Hunter Epperson ~ Staff Writer
Students and faculty of the University of Lynchburg have had to adapt to online learning due to Covid-19, but there are still some professors who refuse to utilize Moodle, the university’s course management system, and I argue that this should change.
Online course management systems are becoming ubiquitous technologies at institutions of higher education and learning, and they are known to be effective.
Professors are supposed to be lifelong learners and scholars in the academic field, meaning they are supposed to be constantly learning and enhancing their knowledge to help students succeed both in and out of the classroom.
There have been a few encounters with professors from students where they have experienced the professor refusing to learn or even try to use Moodle or some other form of a course management system such as Google Classroom. Some professors even have a Moodle page but refuse to update it. What does this message send to students?
Furthermore, when a professor is refusing to adapt to change or refusing to learn new material or sources that could help students succeed inside the classroom, how does that resonate with students?
The purpose of these platforms is to help students be successful. This is done by allowing students to have access materials and information for the class, such as readings or their grades. When a student is denied the opportunity to have the ability to experience these resources, students are the ones being impacted and are being left in the dark.
Professors may not wish to use Moodle because they have to go through the hassle of learning how it works. However, students have to undertake this learning curve when they start classes at the University of Lynchburg. It is not fair that students are required to about this website while professors are not.
When COVID-19 struck, professors learned how to use Google Meet. This was done so that students could continue having a positive college experience. If professors can adapt to Google Meet for the sake of their students, they can also adapt to Moodle for the same reason.
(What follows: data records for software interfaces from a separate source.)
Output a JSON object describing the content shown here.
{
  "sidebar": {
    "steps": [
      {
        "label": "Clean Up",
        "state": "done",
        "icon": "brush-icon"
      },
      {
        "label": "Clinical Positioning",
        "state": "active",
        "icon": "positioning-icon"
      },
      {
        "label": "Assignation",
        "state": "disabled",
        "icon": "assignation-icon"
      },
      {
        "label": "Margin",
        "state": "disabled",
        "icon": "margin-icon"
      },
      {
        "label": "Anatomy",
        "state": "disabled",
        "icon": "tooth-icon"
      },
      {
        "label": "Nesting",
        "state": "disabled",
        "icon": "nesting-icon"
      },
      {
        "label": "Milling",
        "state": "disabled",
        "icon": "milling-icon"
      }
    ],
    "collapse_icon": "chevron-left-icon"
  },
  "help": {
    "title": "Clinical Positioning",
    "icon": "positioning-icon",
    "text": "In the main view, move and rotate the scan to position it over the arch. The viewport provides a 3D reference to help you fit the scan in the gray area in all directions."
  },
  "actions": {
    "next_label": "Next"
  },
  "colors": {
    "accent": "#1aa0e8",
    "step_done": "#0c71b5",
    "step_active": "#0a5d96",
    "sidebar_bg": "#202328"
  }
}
Since my time here at the University of Lynchburg, I have been fortunate enough to have almost all of my professors create, manage, and update their Moodle or Google Classroom pages regularly with new learning content, grades, or other resources. I know there are many students who have not been as fortunate as me.
Because of this, I think it is time to hold all professors accountable, and have them placed on the same field to help their students succeed in college and beyond.